§ **Data in this exercise**:
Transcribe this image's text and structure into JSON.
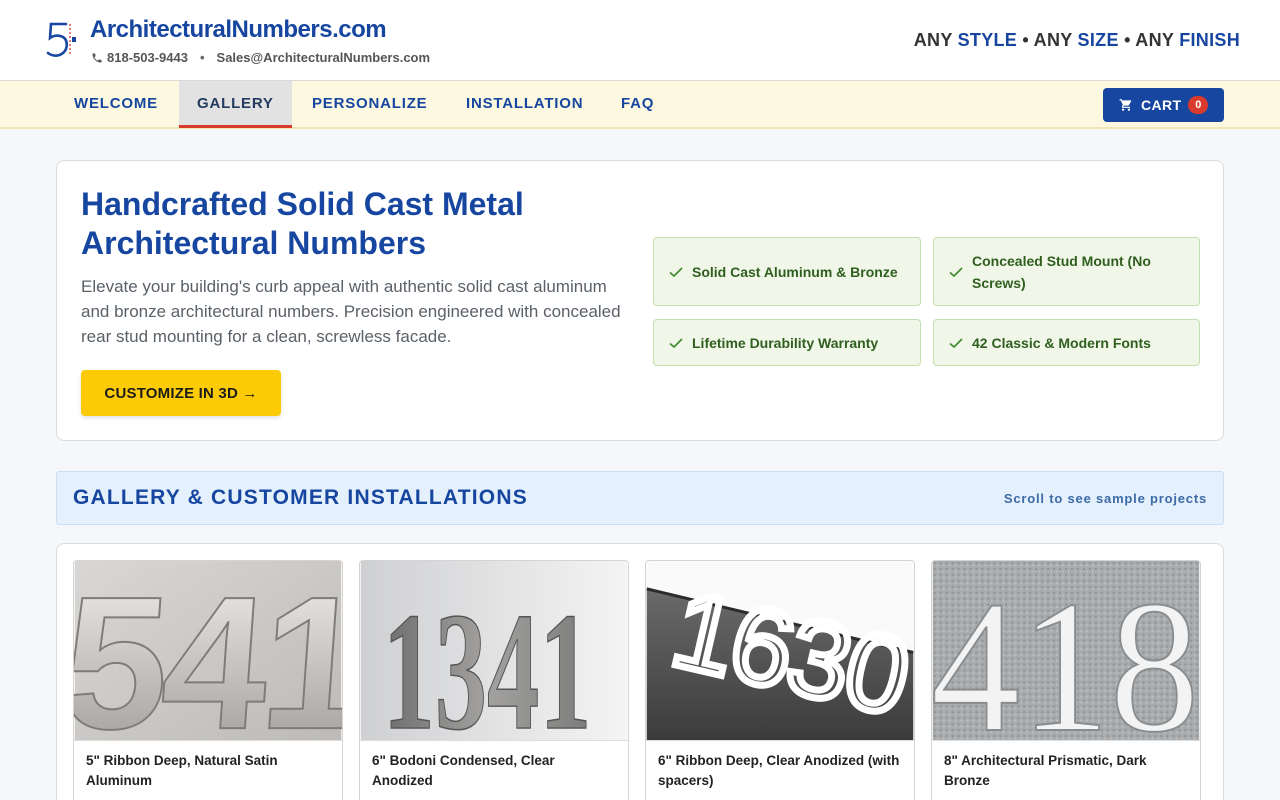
{
  "header": {
    "site_title": "ArchitecturalNumbers.com",
    "phone": "818-503-9443",
    "separator": "•",
    "email": "Sales@ArchitecturalNumbers.com",
    "tagline": [
      {
        "prefix": "ANY ",
        "highlight": "STYLE"
      },
      {
        "prefix": " • ANY ",
        "highlight": "SIZE"
      },
      {
        "prefix": " • ANY ",
        "highlight": "FINISH"
      }
    ],
    "logo_icon": "number-5-logo-icon"
  },
  "nav": {
    "items": [
      {
        "label": "WELCOME",
        "active": false
      },
      {
        "label": "GALLERY",
        "active": true
      },
      {
        "label": "PERSONALIZE",
        "active": false
      },
      {
        "label": "INSTALLATION",
        "active": false
      },
      {
        "label": "FAQ",
        "active": false
      }
    ],
    "cart_label": "CART",
    "cart_count": "0"
  },
  "hero": {
    "title": "Handcrafted Solid Cast Metal Architectural Numbers",
    "description": "Elevate your building's curb appeal with authentic solid cast aluminum and bronze architectural numbers. Precision engineered with concealed rear stud mounting for a clean, screwless facade.",
    "cta_label": "CUSTOMIZE IN 3D →",
    "features": [
      "Solid Cast Aluminum & Bronze",
      "Concealed Stud Mount (No Screws)",
      "Lifetime Durability Warranty",
      "42 Classic & Modern Fonts"
    ]
  },
  "gallery": {
    "title": "GALLERY & CUSTOMER INSTALLATIONS",
    "hint": "Scroll to see sample projects",
    "items": [
      {
        "caption": "5\" Ribbon Deep, Natural Satin Aluminum",
        "photo_digits": "541"
      },
      {
        "caption": "6\" Bodoni Condensed, Clear Anodized",
        "photo_digits": "1341"
      },
      {
        "caption": "6\" Ribbon Deep, Clear Anodized (with spacers)",
        "photo_digits": "1630"
      },
      {
        "caption": "8\" Architectural Prismatic, Dark Bronze",
        "photo_digits": "418"
      }
    ]
  },
  "colors": {
    "brand_blue": "#1646a0",
    "accent_yellow": "#fccb06",
    "cart_badge_red": "#d93a2b",
    "feature_green": "#2f5e1f"
  }
}
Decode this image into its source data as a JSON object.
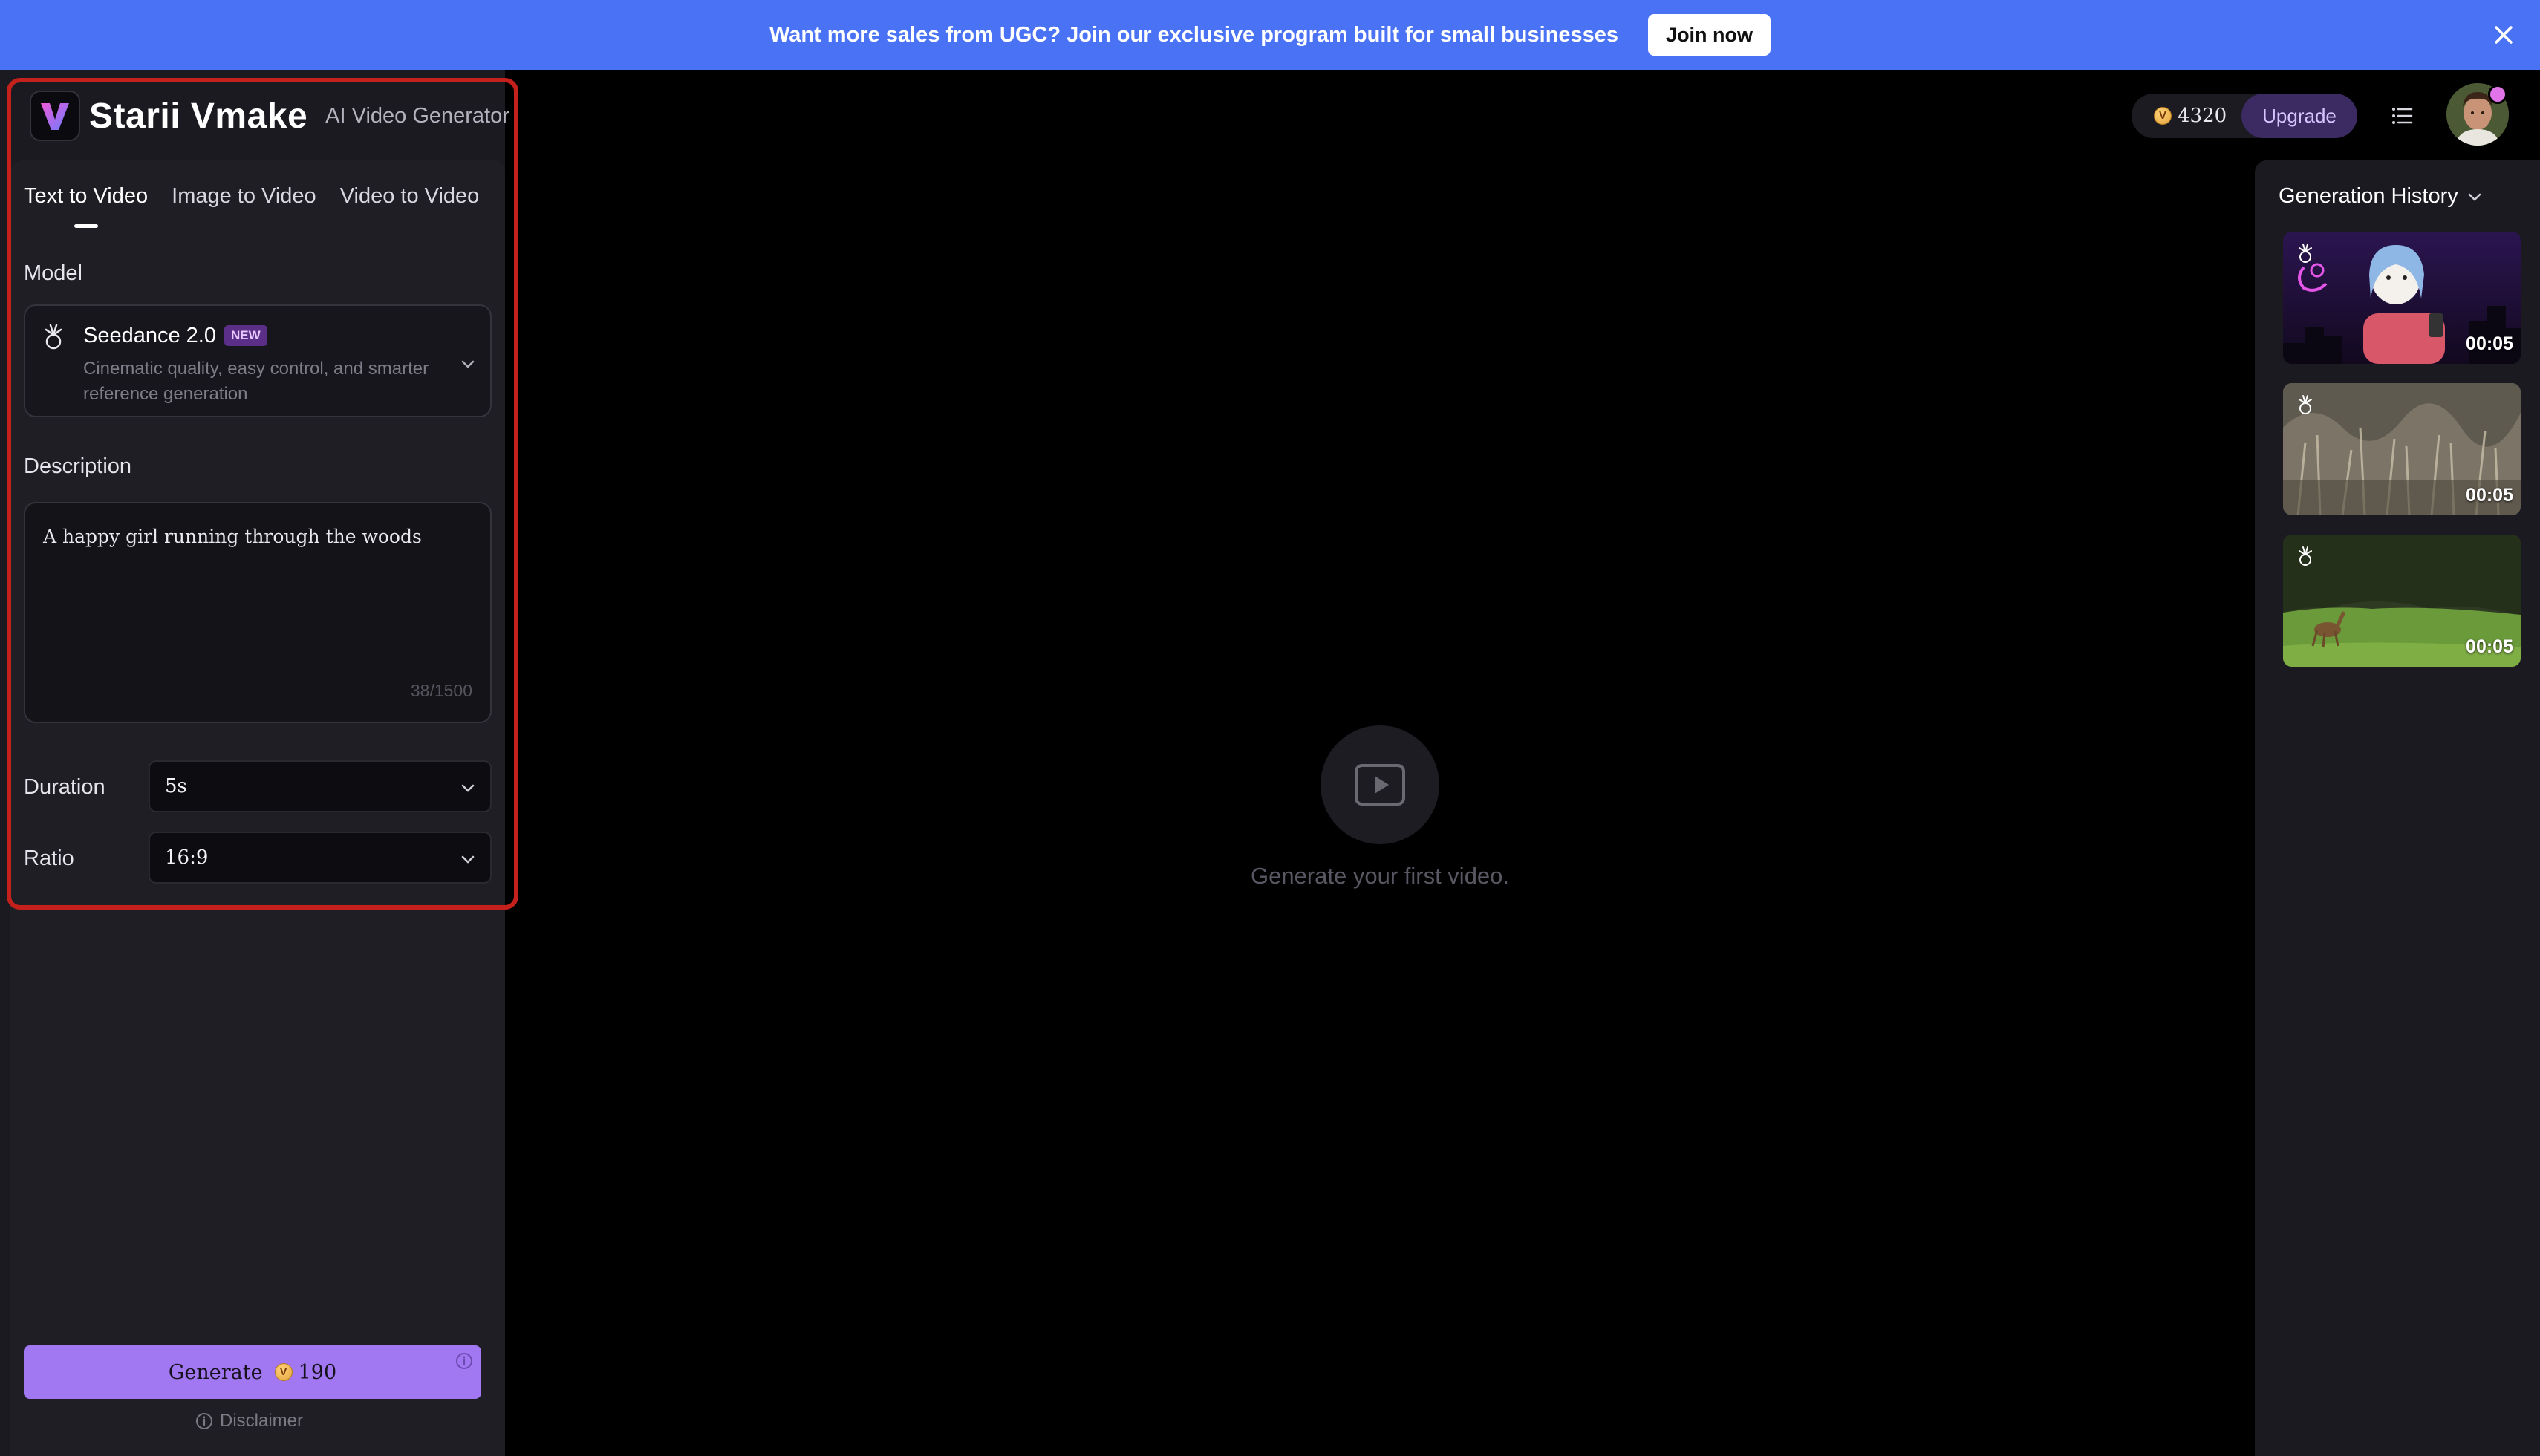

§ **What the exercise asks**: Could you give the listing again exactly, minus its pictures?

§ **Solution to this problem**:
Transcribe this image's text and structure into JSON.
{
  "header": {
    "site_title": "ArchitecturalNumbers.com",
    "phone": "818-503-9443",
    "separator": "•",
    "email": "Sales@ArchitecturalNumbers.com",
    "tagline": [
      {
        "prefix": "ANY ",
        "highlight": "STYLE"
      },
      {
        "prefix": " • ANY ",
        "highlight": "SIZE"
      },
      {
        "prefix": " • ANY ",
        "highlight": "FINISH"
      }
    ],
    "logo_icon": "number-5-logo-icon"
  },
  "nav": {
    "items": [
      {
        "label": "WELCOME",
        "active": false
      },
      {
        "label": "GALLERY",
        "active": true
      },
      {
        "label": "PERSONALIZE",
        "active": false
      },
      {
        "label": "INSTALLATION",
        "active": false
      },
      {
        "label": "FAQ",
        "active": false
      }
    ],
    "cart_label": "CART",
    "cart_count": "0"
  },
  "hero": {
    "title": "Handcrafted Solid Cast Metal Architectural Numbers",
    "description": "Elevate your building's curb appeal with authentic solid cast aluminum and bronze architectural numbers. Precision engineered with concealed rear stud mounting for a clean, screwless facade.",
    "cta_label": "CUSTOMIZE IN 3D →",
    "features": [
      "Solid Cast Aluminum & Bronze",
      "Concealed Stud Mount (No Screws)",
      "Lifetime Durability Warranty",
      "42 Classic & Modern Fonts"
    ]
  },
  "gallery": {
    "title": "GALLERY & CUSTOMER INSTALLATIONS",
    "hint": "Scroll to see sample projects",
    "items": [
      {
        "caption": "5\" Ribbon Deep, Natural Satin Aluminum",
        "photo_digits": "541"
      },
      {
        "caption": "6\" Bodoni Condensed, Clear Anodized",
        "photo_digits": "1341"
      },
      {
        "caption": "6\" Ribbon Deep, Clear Anodized (with spacers)",
        "photo_digits": "1630"
      },
      {
        "caption": "8\" Architectural Prismatic, Dark Bronze",
        "photo_digits": "418"
      }
    ]
  },
  "colors": {
    "brand_blue": "#1646a0",
    "accent_yellow": "#fccb06",
    "cart_badge_red": "#d93a2b",
    "feature_green": "#2f5e1f"
  }
}
Decode this image into its source data as a JSON object.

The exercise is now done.